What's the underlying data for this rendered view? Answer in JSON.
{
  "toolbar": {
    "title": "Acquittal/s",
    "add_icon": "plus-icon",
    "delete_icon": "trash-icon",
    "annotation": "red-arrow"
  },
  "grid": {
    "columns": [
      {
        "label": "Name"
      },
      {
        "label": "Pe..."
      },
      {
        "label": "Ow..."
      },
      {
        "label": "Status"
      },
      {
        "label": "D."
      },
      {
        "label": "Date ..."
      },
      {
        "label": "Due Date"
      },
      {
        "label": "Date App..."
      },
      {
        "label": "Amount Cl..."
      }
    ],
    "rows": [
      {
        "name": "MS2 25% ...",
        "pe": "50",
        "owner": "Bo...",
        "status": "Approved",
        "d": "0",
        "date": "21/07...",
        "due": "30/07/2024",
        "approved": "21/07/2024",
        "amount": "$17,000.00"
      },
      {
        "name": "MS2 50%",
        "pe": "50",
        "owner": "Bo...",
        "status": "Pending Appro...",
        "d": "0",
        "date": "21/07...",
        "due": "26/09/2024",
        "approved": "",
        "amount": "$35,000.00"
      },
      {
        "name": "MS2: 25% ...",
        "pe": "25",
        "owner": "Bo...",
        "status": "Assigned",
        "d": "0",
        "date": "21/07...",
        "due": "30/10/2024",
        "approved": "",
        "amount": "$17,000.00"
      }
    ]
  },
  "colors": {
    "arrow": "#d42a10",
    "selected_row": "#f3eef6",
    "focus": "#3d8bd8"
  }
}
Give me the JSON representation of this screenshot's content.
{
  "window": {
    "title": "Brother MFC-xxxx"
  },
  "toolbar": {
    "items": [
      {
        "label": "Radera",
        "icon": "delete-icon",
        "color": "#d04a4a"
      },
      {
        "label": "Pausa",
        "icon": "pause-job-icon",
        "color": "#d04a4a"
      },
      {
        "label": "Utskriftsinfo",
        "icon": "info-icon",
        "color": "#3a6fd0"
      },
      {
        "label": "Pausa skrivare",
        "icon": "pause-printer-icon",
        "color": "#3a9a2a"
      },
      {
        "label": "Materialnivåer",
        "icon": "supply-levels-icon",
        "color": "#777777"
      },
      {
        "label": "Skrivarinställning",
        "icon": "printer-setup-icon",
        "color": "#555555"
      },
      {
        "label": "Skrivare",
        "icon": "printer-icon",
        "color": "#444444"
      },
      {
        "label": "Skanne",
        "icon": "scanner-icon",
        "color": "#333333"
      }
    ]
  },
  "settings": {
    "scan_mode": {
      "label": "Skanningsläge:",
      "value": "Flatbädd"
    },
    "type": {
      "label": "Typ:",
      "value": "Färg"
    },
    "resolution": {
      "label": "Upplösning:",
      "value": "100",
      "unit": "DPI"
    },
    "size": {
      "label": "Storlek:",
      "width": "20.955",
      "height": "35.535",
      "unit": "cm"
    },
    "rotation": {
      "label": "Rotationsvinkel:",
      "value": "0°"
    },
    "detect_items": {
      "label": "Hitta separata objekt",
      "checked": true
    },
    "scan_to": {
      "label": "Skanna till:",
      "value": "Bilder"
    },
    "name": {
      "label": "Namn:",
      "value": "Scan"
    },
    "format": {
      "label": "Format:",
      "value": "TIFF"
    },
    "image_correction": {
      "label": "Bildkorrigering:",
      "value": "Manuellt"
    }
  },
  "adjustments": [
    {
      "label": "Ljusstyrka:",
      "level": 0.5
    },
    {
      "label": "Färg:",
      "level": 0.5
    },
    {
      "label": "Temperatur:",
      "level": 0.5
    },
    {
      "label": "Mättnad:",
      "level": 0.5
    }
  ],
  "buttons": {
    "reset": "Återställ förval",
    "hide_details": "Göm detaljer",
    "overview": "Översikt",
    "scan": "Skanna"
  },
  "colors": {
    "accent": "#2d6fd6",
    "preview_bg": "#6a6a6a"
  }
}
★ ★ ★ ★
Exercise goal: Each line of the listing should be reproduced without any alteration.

Output of the exercise:
What's the underlying data for this rendered view? Answer in JSON.
{
  "toolbar": {
    "title": "Acquittal/s",
    "add_icon": "plus-icon",
    "delete_icon": "trash-icon",
    "annotation": "red-arrow"
  },
  "grid": {
    "columns": [
      {
        "label": "Name"
      },
      {
        "label": "Pe..."
      },
      {
        "label": "Ow..."
      },
      {
        "label": "Status"
      },
      {
        "label": "D."
      },
      {
        "label": "Date ..."
      },
      {
        "label": "Due Date"
      },
      {
        "label": "Date App..."
      },
      {
        "label": "Amount Cl..."
      }
    ],
    "rows": [
      {
        "name": "MS2 25% ...",
        "pe": "50",
        "owner": "Bo...",
        "status": "Approved",
        "d": "0",
        "date": "21/07...",
        "due": "30/07/2024",
        "approved": "21/07/2024",
        "amount": "$17,000.00"
      },
      {
        "name": "MS2 50%",
        "pe": "50",
        "owner": "Bo...",
        "status": "Pending Appro...",
        "d": "0",
        "date": "21/07...",
        "due": "26/09/2024",
        "approved": "",
        "amount": "$35,000.00"
      },
      {
        "name": "MS2: 25% ...",
        "pe": "25",
        "owner": "Bo...",
        "status": "Assigned",
        "d": "0",
        "date": "21/07...",
        "due": "30/10/2024",
        "approved": "",
        "amount": "$17,000.00"
      }
    ]
  },
  "colors": {
    "arrow": "#d42a10",
    "selected_row": "#f3eef6",
    "focus": "#3d8bd8"
  }
}
Give me the JSON representation of this screenshot's content.
{
  "window": {
    "title": "Brother MFC-xxxx"
  },
  "toolbar": {
    "items": [
      {
        "label": "Radera",
        "icon": "delete-icon",
        "color": "#d04a4a"
      },
      {
        "label": "Pausa",
        "icon": "pause-job-icon",
        "color": "#d04a4a"
      },
      {
        "label": "Utskriftsinfo",
        "icon": "info-icon",
        "color": "#3a6fd0"
      },
      {
        "label": "Pausa skrivare",
        "icon": "pause-printer-icon",
        "color": "#3a9a2a"
      },
      {
        "label": "Materialnivåer",
        "icon": "supply-levels-icon",
        "color": "#777777"
      },
      {
        "label": "Skrivarinställning",
        "icon": "printer-setup-icon",
        "color": "#555555"
      },
      {
        "label": "Skrivare",
        "icon": "printer-icon",
        "color": "#444444"
      },
      {
        "label": "Skanne",
        "icon": "scanner-icon",
        "color": "#333333"
      }
    ]
  },
  "settings": {
    "scan_mode": {
      "label": "Skanningsläge:",
      "value": "Flatbädd"
    },
    "type": {
      "label": "Typ:",
      "value": "Färg"
    },
    "resolution": {
      "label": "Upplösning:",
      "value": "100",
      "unit": "DPI"
    },
    "size": {
      "label": "Storlek:",
      "width": "20.955",
      "height": "35.535",
      "unit": "cm"
    },
    "rotation": {
      "label": "Rotationsvinkel:",
      "value": "0°"
    },
    "detect_items": {
      "label": "Hitta separata objekt",
      "checked": true
    },
    "scan_to": {
      "label": "Skanna till:",
      "value": "Bilder"
    },
    "name": {
      "label": "Namn:",
      "value": "Scan"
    },
    "format": {
      "label": "Format:",
      "value": "TIFF"
    },
    "image_correction": {
      "label": "Bildkorrigering:",
      "value": "Manuellt"
    }
  },
  "adjustments": [
    {
      "label": "Ljusstyrka:",
      "level": 0.5
    },
    {
      "label": "Färg:",
      "level": 0.5
    },
    {
      "label": "Temperatur:",
      "level": 0.5
    },
    {
      "label": "Mättnad:",
      "level": 0.5
    }
  ],
  "buttons": {
    "reset": "Återställ förval",
    "hide_details": "Göm detaljer",
    "overview": "Översikt",
    "scan": "Skanna"
  },
  "colors": {
    "accent": "#2d6fd6",
    "preview_bg": "#6a6a6a"
  }
}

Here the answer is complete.